'Anal' legal declaration letters

Who has access to Home Office visa guidance? Who can change it?

This guidance is important, designed to flesh out the immigration rules which govern who can enter and stay in the UK, and who can't.

Late last year Edgewater Legal was trudging through the Tier 1 (Entrepreneur) guidance, and in particular the requirement for lawyers to provide verification letters for third party declarations of funding availability. The third party funding rules for migrant entrepreneurs are incredibly prescriptive, as our recent article sets out.

We came across the following paragraph, with the relevant word highlighted (and since removed):

...You may provide a single letter covering all third-party permissions, or several letters from several legal representatives. anal legal declaration letters must be originals and not copies, and must be from legal representatives permitted to practise in the country where the third party/ third parties, or the money is.
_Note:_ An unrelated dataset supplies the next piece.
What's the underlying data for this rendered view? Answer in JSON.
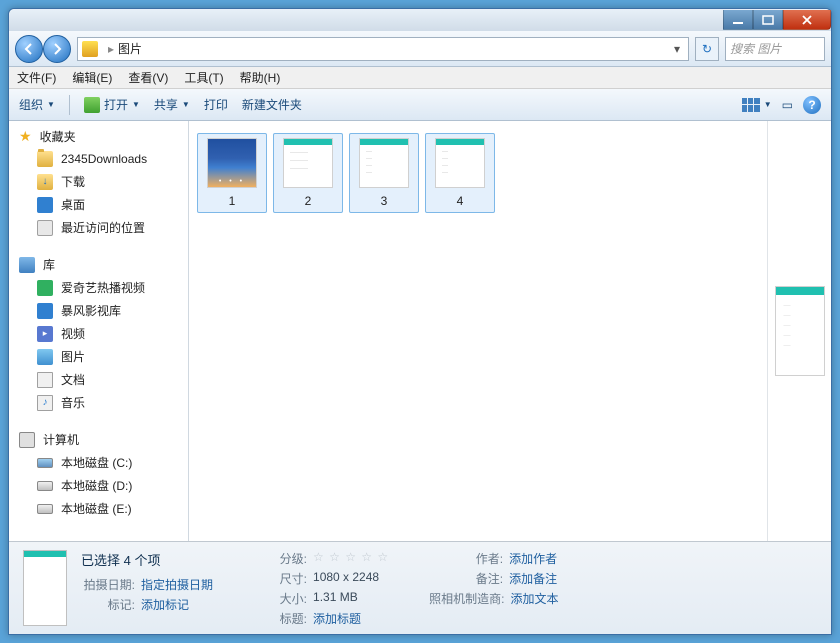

Anyone who has a copy of the previous version of the guidance (04/2017) kicking about should still be able to find it (p. 37). Edgewater Legal contacted the Home Office business helpdesk at the time and made them aware of the issue. The wording was changed later the same week.
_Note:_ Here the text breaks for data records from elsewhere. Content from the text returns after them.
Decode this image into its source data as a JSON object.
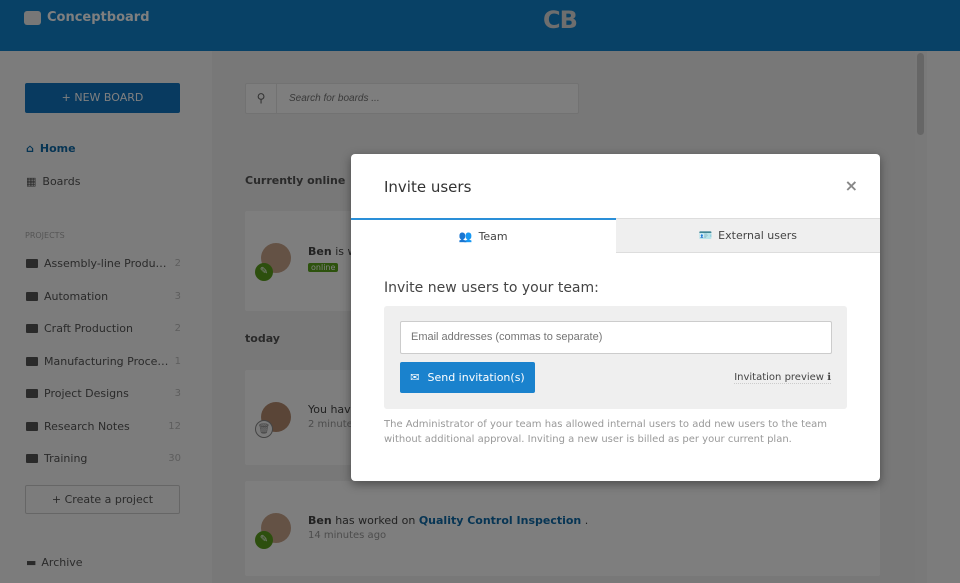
{
  "header": {
    "brand": "Conceptboard",
    "logo": "CB"
  },
  "sidebar": {
    "new_board": "+ NEW BOARD",
    "nav": [
      {
        "label": "Home",
        "icon": "home-icon"
      },
      {
        "label": "Boards",
        "icon": "grid-icon"
      }
    ],
    "projects_label": "PROJECTS",
    "projects": [
      {
        "name": "Assembly-line Producti...",
        "count": "2"
      },
      {
        "name": "Automation",
        "count": "3"
      },
      {
        "name": "Craft Production",
        "count": "2"
      },
      {
        "name": "Manufacturing Process",
        "count": "1"
      },
      {
        "name": "Project Designs",
        "count": "3"
      },
      {
        "name": "Research Notes",
        "count": "12"
      },
      {
        "name": "Training",
        "count": "30"
      }
    ],
    "create_project": "+ Create a project",
    "archive": "Archive"
  },
  "main": {
    "search_placeholder": "Search for boards ...",
    "currently_online": "Currently online",
    "today": "today",
    "online_card": {
      "name": "Ben",
      "text": "is w",
      "badge": "online"
    },
    "card2": {
      "text": "You have",
      "time": "2 minute"
    },
    "card3": {
      "name": "Ben",
      "text": "has worked on",
      "link": "Quality Control Inspection",
      "suffix": " .",
      "time": "14 minutes ago"
    }
  },
  "modal": {
    "title": "Invite users",
    "close": "×",
    "tabs": [
      {
        "label": "Team",
        "icon": "team-icon",
        "active": true
      },
      {
        "label": "External users",
        "icon": "id-card-icon",
        "active": false
      }
    ],
    "heading": "Invite new users to your team:",
    "email_placeholder": "Email addresses (commas to separate)",
    "send": "Send invitation(s)",
    "preview": "Invitation preview",
    "note": "The Administrator of your team has allowed internal users to add new users to the team without additional approval. Inviting a new user is billed as per your current plan."
  },
  "colors": {
    "brand": "#1083cd",
    "accent": "#1a82cd",
    "online": "#5aa51b"
  }
}
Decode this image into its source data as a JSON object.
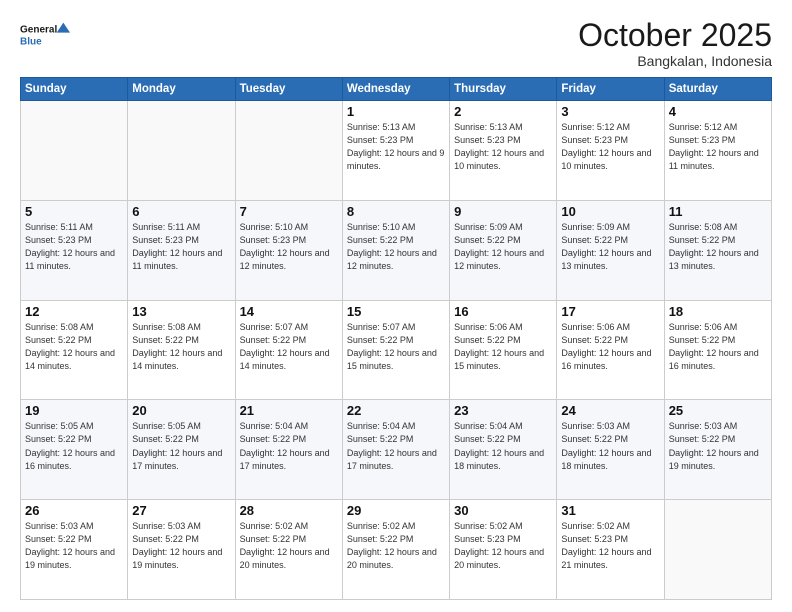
{
  "logo": {
    "line1": "General",
    "line2": "Blue"
  },
  "header": {
    "title": "October 2025",
    "subtitle": "Bangkalan, Indonesia"
  },
  "weekdays": [
    "Sunday",
    "Monday",
    "Tuesday",
    "Wednesday",
    "Thursday",
    "Friday",
    "Saturday"
  ],
  "weeks": [
    [
      {
        "day": "",
        "sunrise": "",
        "sunset": "",
        "daylight": ""
      },
      {
        "day": "",
        "sunrise": "",
        "sunset": "",
        "daylight": ""
      },
      {
        "day": "",
        "sunrise": "",
        "sunset": "",
        "daylight": ""
      },
      {
        "day": "1",
        "sunrise": "Sunrise: 5:13 AM",
        "sunset": "Sunset: 5:23 PM",
        "daylight": "Daylight: 12 hours and 9 minutes."
      },
      {
        "day": "2",
        "sunrise": "Sunrise: 5:13 AM",
        "sunset": "Sunset: 5:23 PM",
        "daylight": "Daylight: 12 hours and 10 minutes."
      },
      {
        "day": "3",
        "sunrise": "Sunrise: 5:12 AM",
        "sunset": "Sunset: 5:23 PM",
        "daylight": "Daylight: 12 hours and 10 minutes."
      },
      {
        "day": "4",
        "sunrise": "Sunrise: 5:12 AM",
        "sunset": "Sunset: 5:23 PM",
        "daylight": "Daylight: 12 hours and 11 minutes."
      }
    ],
    [
      {
        "day": "5",
        "sunrise": "Sunrise: 5:11 AM",
        "sunset": "Sunset: 5:23 PM",
        "daylight": "Daylight: 12 hours and 11 minutes."
      },
      {
        "day": "6",
        "sunrise": "Sunrise: 5:11 AM",
        "sunset": "Sunset: 5:23 PM",
        "daylight": "Daylight: 12 hours and 11 minutes."
      },
      {
        "day": "7",
        "sunrise": "Sunrise: 5:10 AM",
        "sunset": "Sunset: 5:23 PM",
        "daylight": "Daylight: 12 hours and 12 minutes."
      },
      {
        "day": "8",
        "sunrise": "Sunrise: 5:10 AM",
        "sunset": "Sunset: 5:22 PM",
        "daylight": "Daylight: 12 hours and 12 minutes."
      },
      {
        "day": "9",
        "sunrise": "Sunrise: 5:09 AM",
        "sunset": "Sunset: 5:22 PM",
        "daylight": "Daylight: 12 hours and 12 minutes."
      },
      {
        "day": "10",
        "sunrise": "Sunrise: 5:09 AM",
        "sunset": "Sunset: 5:22 PM",
        "daylight": "Daylight: 12 hours and 13 minutes."
      },
      {
        "day": "11",
        "sunrise": "Sunrise: 5:08 AM",
        "sunset": "Sunset: 5:22 PM",
        "daylight": "Daylight: 12 hours and 13 minutes."
      }
    ],
    [
      {
        "day": "12",
        "sunrise": "Sunrise: 5:08 AM",
        "sunset": "Sunset: 5:22 PM",
        "daylight": "Daylight: 12 hours and 14 minutes."
      },
      {
        "day": "13",
        "sunrise": "Sunrise: 5:08 AM",
        "sunset": "Sunset: 5:22 PM",
        "daylight": "Daylight: 12 hours and 14 minutes."
      },
      {
        "day": "14",
        "sunrise": "Sunrise: 5:07 AM",
        "sunset": "Sunset: 5:22 PM",
        "daylight": "Daylight: 12 hours and 14 minutes."
      },
      {
        "day": "15",
        "sunrise": "Sunrise: 5:07 AM",
        "sunset": "Sunset: 5:22 PM",
        "daylight": "Daylight: 12 hours and 15 minutes."
      },
      {
        "day": "16",
        "sunrise": "Sunrise: 5:06 AM",
        "sunset": "Sunset: 5:22 PM",
        "daylight": "Daylight: 12 hours and 15 minutes."
      },
      {
        "day": "17",
        "sunrise": "Sunrise: 5:06 AM",
        "sunset": "Sunset: 5:22 PM",
        "daylight": "Daylight: 12 hours and 16 minutes."
      },
      {
        "day": "18",
        "sunrise": "Sunrise: 5:06 AM",
        "sunset": "Sunset: 5:22 PM",
        "daylight": "Daylight: 12 hours and 16 minutes."
      }
    ],
    [
      {
        "day": "19",
        "sunrise": "Sunrise: 5:05 AM",
        "sunset": "Sunset: 5:22 PM",
        "daylight": "Daylight: 12 hours and 16 minutes."
      },
      {
        "day": "20",
        "sunrise": "Sunrise: 5:05 AM",
        "sunset": "Sunset: 5:22 PM",
        "daylight": "Daylight: 12 hours and 17 minutes."
      },
      {
        "day": "21",
        "sunrise": "Sunrise: 5:04 AM",
        "sunset": "Sunset: 5:22 PM",
        "daylight": "Daylight: 12 hours and 17 minutes."
      },
      {
        "day": "22",
        "sunrise": "Sunrise: 5:04 AM",
        "sunset": "Sunset: 5:22 PM",
        "daylight": "Daylight: 12 hours and 17 minutes."
      },
      {
        "day": "23",
        "sunrise": "Sunrise: 5:04 AM",
        "sunset": "Sunset: 5:22 PM",
        "daylight": "Daylight: 12 hours and 18 minutes."
      },
      {
        "day": "24",
        "sunrise": "Sunrise: 5:03 AM",
        "sunset": "Sunset: 5:22 PM",
        "daylight": "Daylight: 12 hours and 18 minutes."
      },
      {
        "day": "25",
        "sunrise": "Sunrise: 5:03 AM",
        "sunset": "Sunset: 5:22 PM",
        "daylight": "Daylight: 12 hours and 19 minutes."
      }
    ],
    [
      {
        "day": "26",
        "sunrise": "Sunrise: 5:03 AM",
        "sunset": "Sunset: 5:22 PM",
        "daylight": "Daylight: 12 hours and 19 minutes."
      },
      {
        "day": "27",
        "sunrise": "Sunrise: 5:03 AM",
        "sunset": "Sunset: 5:22 PM",
        "daylight": "Daylight: 12 hours and 19 minutes."
      },
      {
        "day": "28",
        "sunrise": "Sunrise: 5:02 AM",
        "sunset": "Sunset: 5:22 PM",
        "daylight": "Daylight: 12 hours and 20 minutes."
      },
      {
        "day": "29",
        "sunrise": "Sunrise: 5:02 AM",
        "sunset": "Sunset: 5:22 PM",
        "daylight": "Daylight: 12 hours and 20 minutes."
      },
      {
        "day": "30",
        "sunrise": "Sunrise: 5:02 AM",
        "sunset": "Sunset: 5:23 PM",
        "daylight": "Daylight: 12 hours and 20 minutes."
      },
      {
        "day": "31",
        "sunrise": "Sunrise: 5:02 AM",
        "sunset": "Sunset: 5:23 PM",
        "daylight": "Daylight: 12 hours and 21 minutes."
      },
      {
        "day": "",
        "sunrise": "",
        "sunset": "",
        "daylight": ""
      }
    ]
  ]
}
Now, this doesn't appear to be a typo - 'anal' is some way from 'all', which is what is was changed back to. It raises the possibility that this was an amendment, and was placed in the guidance deliberately.

On the one hand, this is rather heartening. If it was inserted on purpose, it shows what the policy team (or whomever had access to the document) thinks of this requirement. It reminds us that it is not the case workers who make up the rules. Perhaps they also tire of the paranoid fear which seams through these regulations.

On the other, however, it is a concern that guidance can be changed in this way, whether as a result of genuine typographical error, or a rogue caseworker after a few too many shandies at lunch. It raises questions about Home Office quality-assurance processes, and what safeguards are in place to prevent changes to these documents (malicious or otherwise), and upon which applicants are relying for accuracy and staking thousands of pounds in application fees.